Generation and Disposition of Municipal Solid Waste (MSW) in the United States - A National Survey (1/2014)
The Global WTERT Council and its Role in Advancing WTE Technologies (9/2011)
Striving for Sustainable Waste Management in a Rapidly Developing World (10/2010)
Contributions of the Earth Engineering Center to understanding the impacts of waste management on climate change: 2008-2010 (10/2010)
Trends in recycling and means for increasing plastics recycling (10/2010)
Results of the BioCycle/Columbia 2010 survey of waste generation and disposal in the U.S. (10/2010)
Where Greece stands on the Ladder of Sustainable Waste Management (6/2010)
Don't trash waste-to-energy plants (10/2009)
Energy and materials recovery from municipal solid wastes at the island of Rhodes (6/2009)
Potential for energy generation in Greece by combustion of asreceived or pre-processed (RDF/SRF) municipal solid wastes (6/2009)
Potential for reducing global methane emissions from landfills, 2000-2030 (10/2007)
Thermal treatment review (8/2007)
Sustainable Waste Management for the 21st Century (2/2007)
Methane generation in landfills (4/2006)
The State of Garbage in America (4/2006)
Capture and Utilisation of Landfill Gas (9/2005)
Waste in a land of plenty - Solid waste generation and management in the US (10/2004)
The Case for WTE as a Renewable Source of Energy (5/2004)
The State of Garbage in America (1/2004)
Transport and Chemical Rate Phenomena (8/1995)
Renergia, a brand new Waste-to-Energy (WtE) facility opened in Canton Lucerne, shows that Waste-to-Energy can provide reliable heat for industries.Category: Incineration / Waste-to-Energy plant

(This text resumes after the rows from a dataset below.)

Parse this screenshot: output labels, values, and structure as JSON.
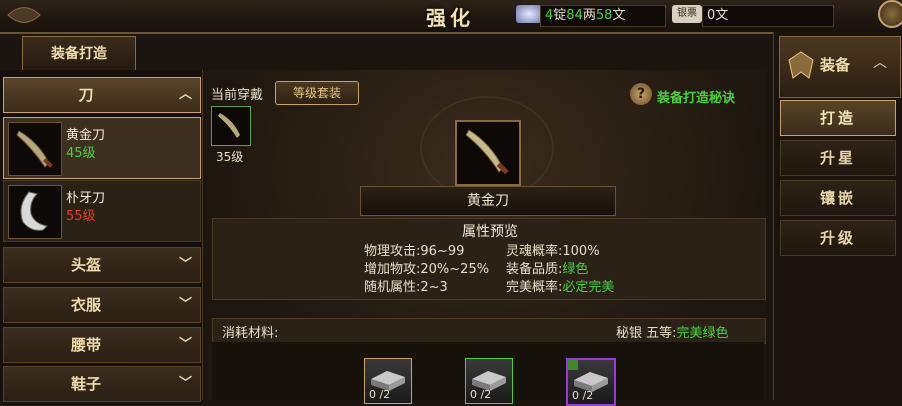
{
  "window": {
    "title": "强化"
  },
  "currency": {
    "silver": {
      "n1": "4",
      "u1": "锭",
      "n2": "84",
      "u2": "两",
      "n3": "58",
      "u3": "文"
    },
    "bound_icon_label": "银票",
    "bound_value": "0文"
  },
  "left": {
    "tab": "装备打造",
    "category_open": "刀",
    "items": [
      {
        "name": "黄金刀",
        "level": "45级",
        "level_color": "#49d13d"
      },
      {
        "name": "朴牙刀",
        "level": "55级",
        "level_color": "#e23c2c"
      }
    ],
    "categories": [
      "头盔",
      "衣服",
      "腰带",
      "鞋子"
    ]
  },
  "center": {
    "wearing_label": "当前穿戴",
    "set_button": "等级套装",
    "tips_link": "装备打造秘诀",
    "worn_level": "35级",
    "item_name": "黄金刀",
    "attr_title": "属性预览",
    "attrs_left": [
      {
        "k": "物理攻击:",
        "v": "96~99"
      },
      {
        "k": "增加物攻:",
        "v": "20%~25%"
      },
      {
        "k": "随机属性:",
        "v": "2~3"
      }
    ],
    "attrs_right": [
      {
        "k": "灵魂概率:",
        "v": "100%",
        "green": false
      },
      {
        "k": "装备品质:",
        "v": "绿色",
        "green": true
      },
      {
        "k": "完美概率:",
        "v": "必定完美",
        "green": true
      }
    ],
    "materials_label": "消耗材料:",
    "materials_info": {
      "prefix": "秘银 五等:",
      "value": "完美绿色"
    },
    "materials": [
      {
        "count": "0 /2",
        "border": "#c9a36a"
      },
      {
        "count": "0 /2",
        "border": "#49d13d"
      },
      {
        "count": "0 /2",
        "border": "#9b3ad8"
      }
    ]
  },
  "right": {
    "header": "装备",
    "buttons": [
      "打造",
      "升星",
      "镶嵌",
      "升级"
    ],
    "selected": 0
  }
}
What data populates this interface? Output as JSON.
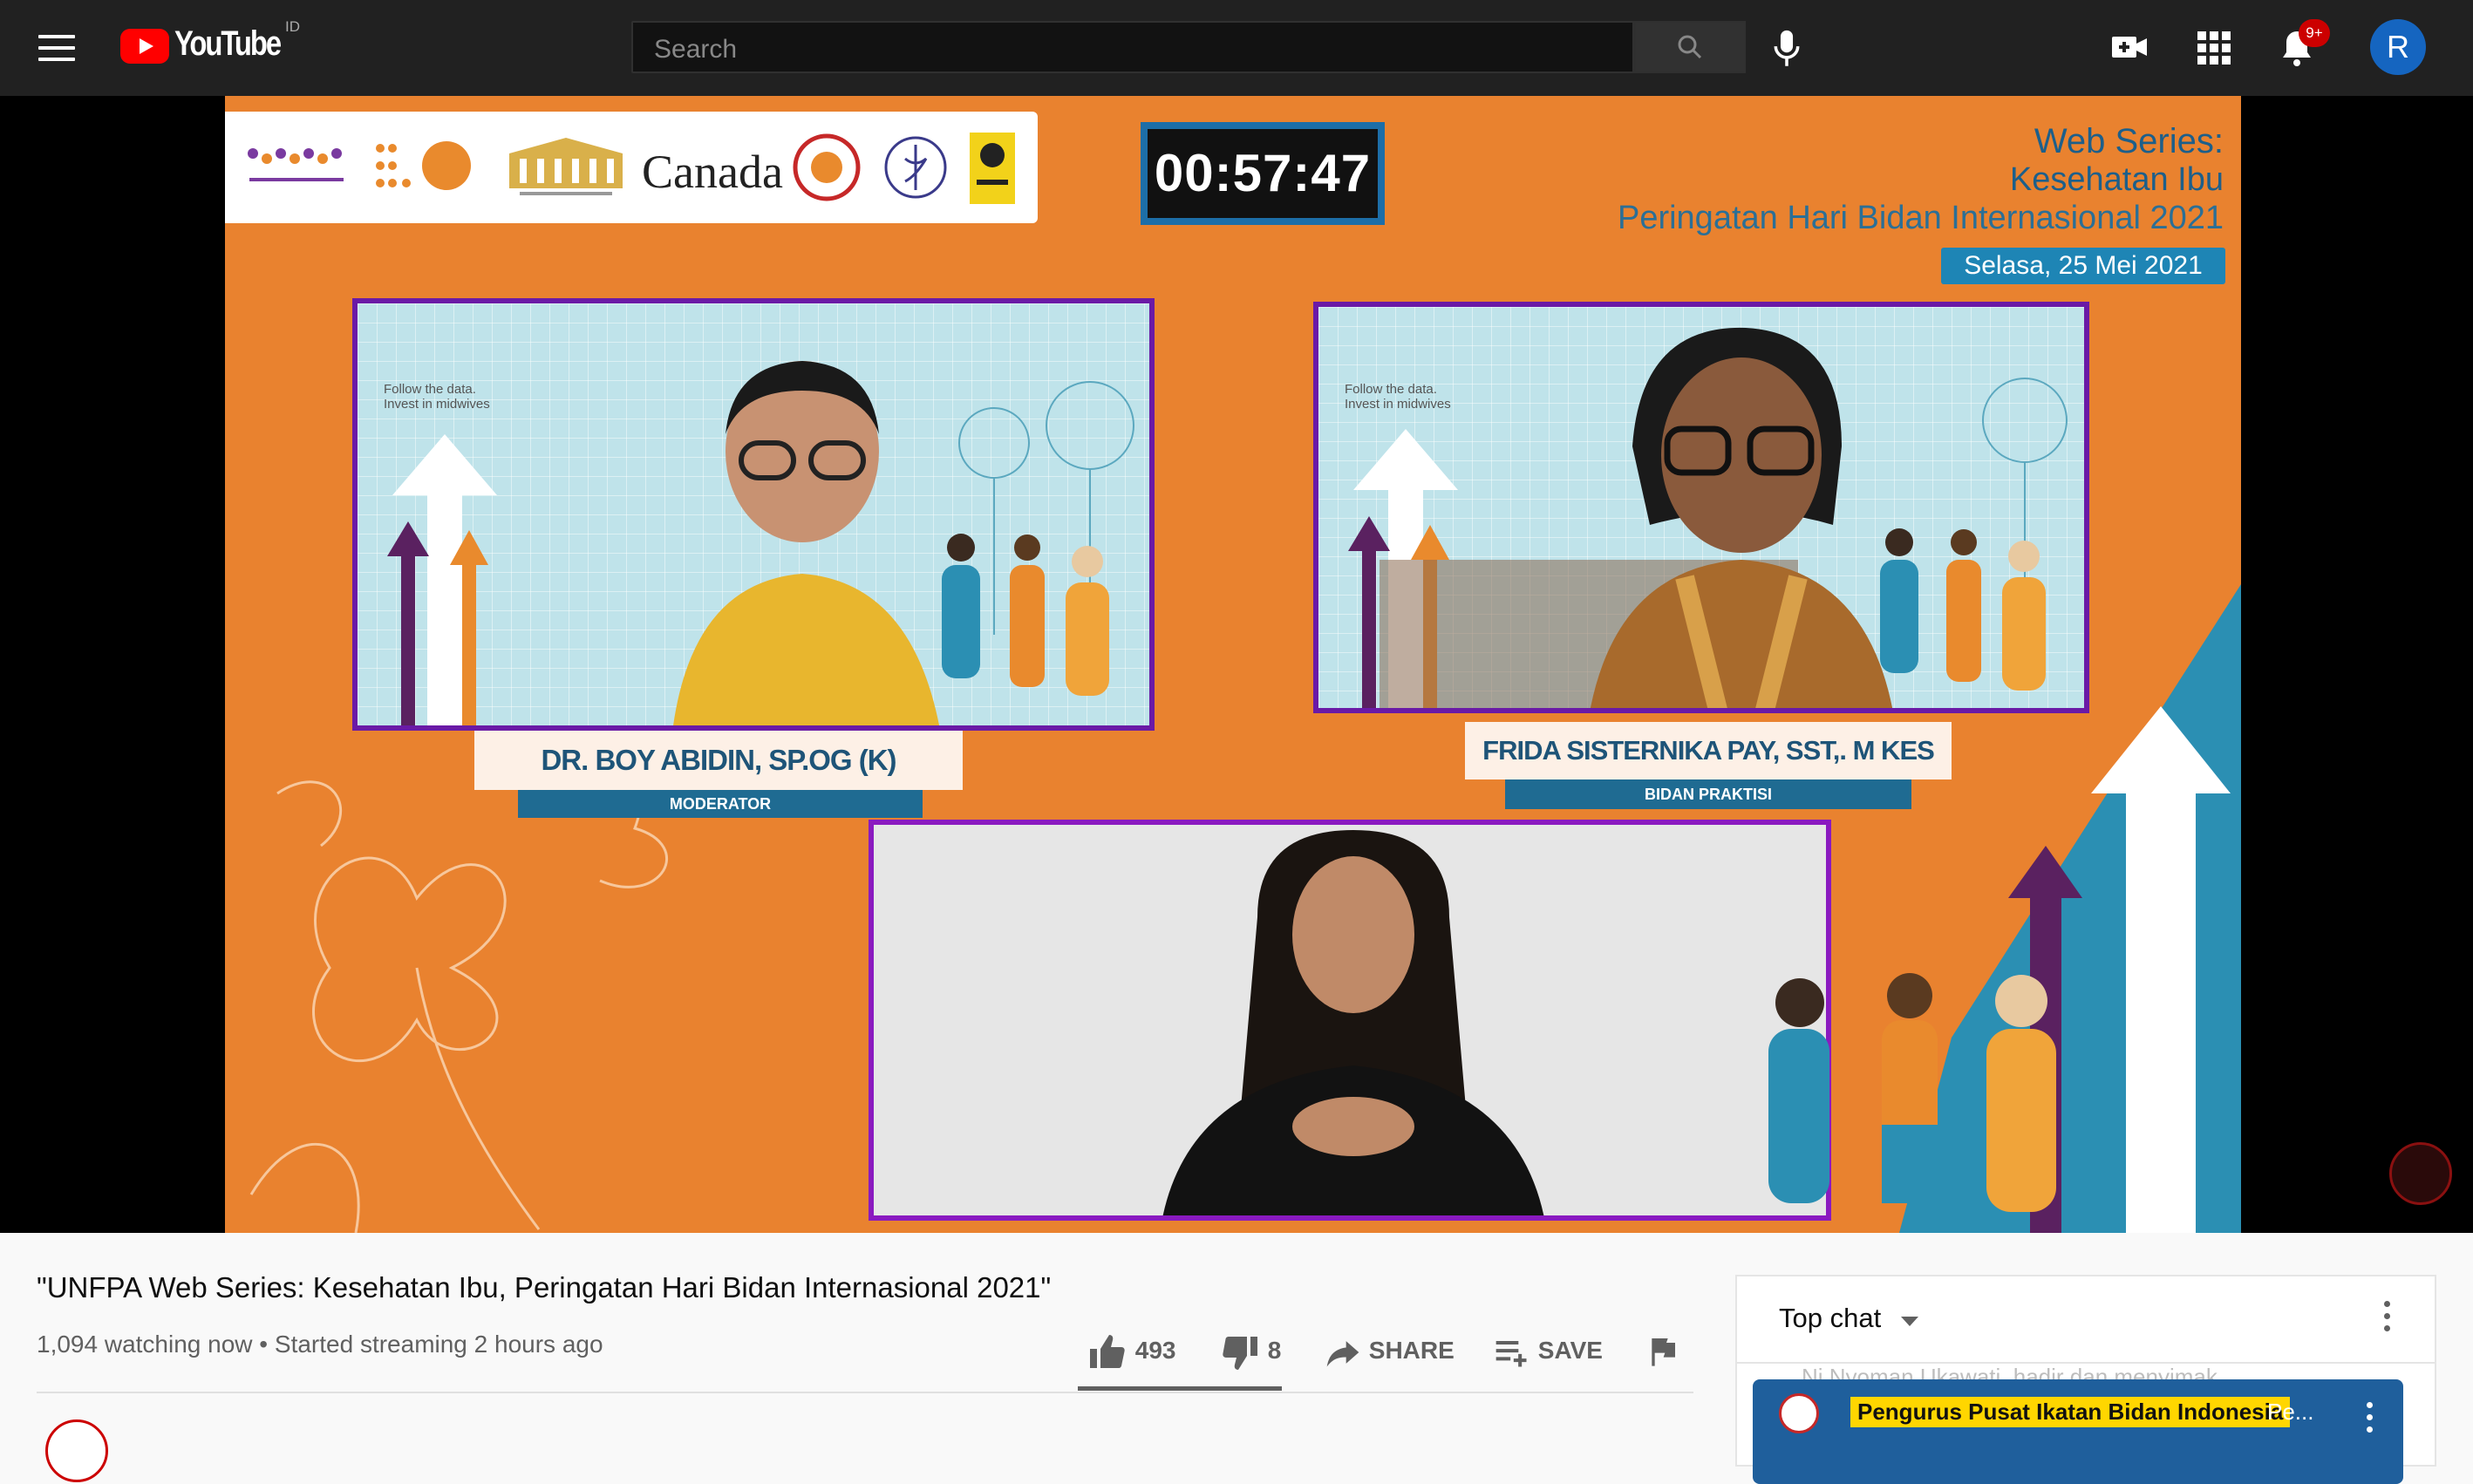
{
  "header": {
    "logo_text": "YouTube",
    "country_code": "ID",
    "search_placeholder": "Search",
    "notification_count": "9+",
    "avatar_letter": "R"
  },
  "video": {
    "logo_strip_text": "Canada",
    "countdown": "00:57:47",
    "series_title": "Web Series:",
    "series_subtitle_1": "Kesehatan Ibu",
    "series_subtitle_2": "Peringatan Hari Bidan Internasional 2021",
    "series_date": "Selasa, 25 Mei 2021",
    "panel_tagline": "Follow the data.\nInvest in midwives",
    "speakers": [
      {
        "name": "DR. BOY ABIDIN, SP.OG (K)",
        "role": "MODERATOR"
      },
      {
        "name": "FRIDA SISTERNIKA PAY, SST,. M KES",
        "role": "BIDAN PRAKTISI"
      }
    ]
  },
  "info": {
    "title": "\"UNFPA Web Series: Kesehatan Ibu, Peringatan Hari Bidan Internasional 2021\"",
    "viewers": "1,094 watching now",
    "separator": "•",
    "started": "Started streaming 2 hours ago",
    "likes": "493",
    "dislikes": "8",
    "share_label": "SHARE",
    "save_label": "SAVE"
  },
  "chat": {
    "mode_label": "Top chat",
    "ghost_message": "Ni Nyoman Ukawati, hadir dan menyimak",
    "pinned_author": "Pengurus Pusat Ikatan Bidan Indonesia",
    "pinned_text": "Pe..."
  },
  "colors": {
    "topbar": "#212121",
    "brand_red": "#ff0000",
    "video_bg": "#e9822f",
    "panel_border": "#6a1aa6",
    "accent_blue": "#1565c0"
  }
}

In Slovenia arises one of the largest and most modern waste treatment plants in Europe.Category: Recycling / MBT
The final unit of the incineration plant is one of the most important parts as it has the objective of cleaning the air pollutants produced.Category: Incineration
The biogas produced from the waste can be converted in a CHP to electrical and thermal energy or fed as processed bio-methane into the natural gas grid or used as fuel (CNG).Category: Recycling / Fermentation

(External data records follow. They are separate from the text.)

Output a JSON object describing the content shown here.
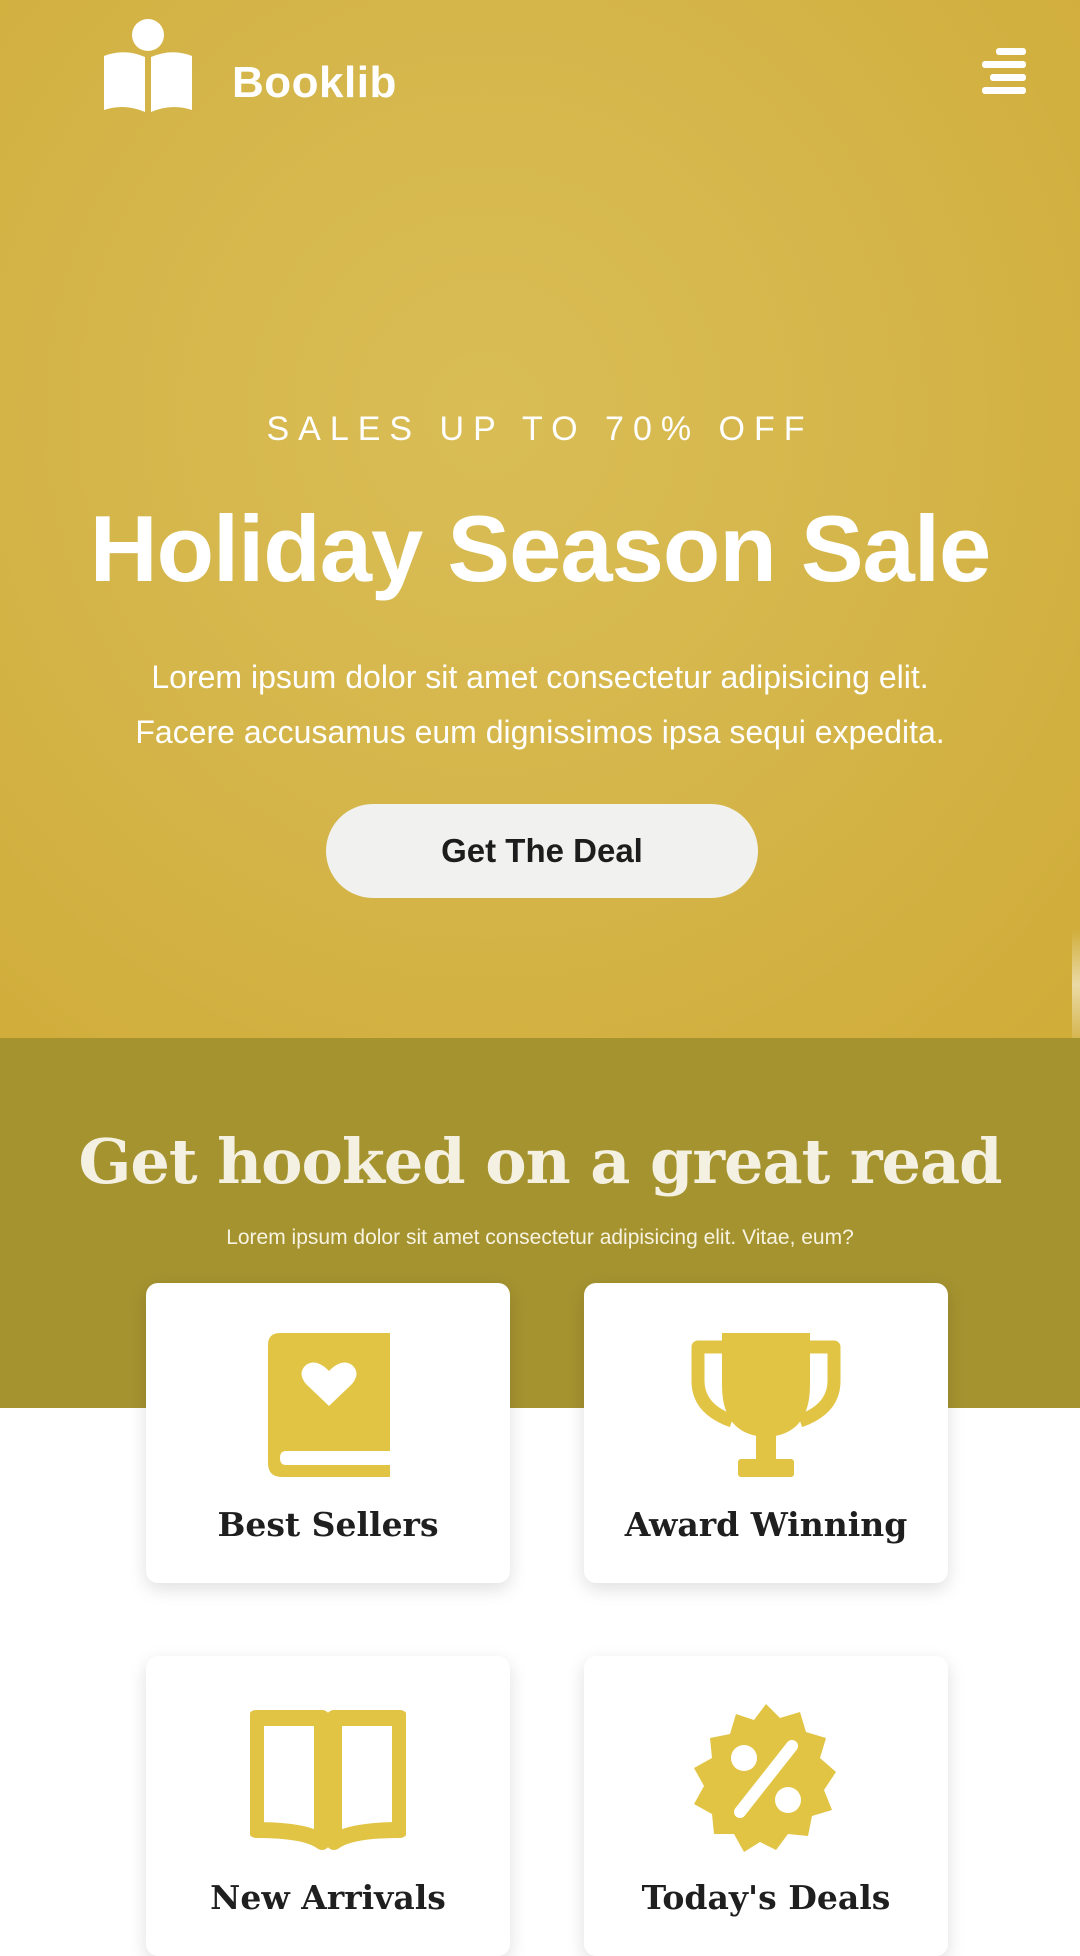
{
  "brand": {
    "name": "Booklib",
    "accent_color": "#e2c444",
    "hero_color": "#d5b64b",
    "band_color": "#a59330"
  },
  "nav": {
    "menu_icon": "hamburger-menu-icon"
  },
  "hero": {
    "eyebrow": "SALES UP TO 70% OFF",
    "title": "Holiday Season Sale",
    "description_line1": "Lorem ipsum dolor sit amet consectetur adipisicing elit.",
    "description_line2": "Facere accusamus eum dignissimos ipsa sequi expedita.",
    "cta_label": "Get The Deal"
  },
  "section": {
    "title": "Get hooked on a great read",
    "subtitle": "Lorem ipsum dolor sit amet consectetur adipisicing elit. Vitae, eum?"
  },
  "categories": [
    {
      "label": "Best Sellers",
      "icon": "book-heart-icon"
    },
    {
      "label": "Award Winning",
      "icon": "trophy-icon"
    },
    {
      "label": "New Arrivals",
      "icon": "open-book-icon"
    },
    {
      "label": "Today's Deals",
      "icon": "percent-badge-icon"
    }
  ]
}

The Bio-Dry™ system is a static, aerated and flexibly enclosed reactor for the biological drying of various solid waste matters containing some biodegradable contents.Category: Recycling / MBT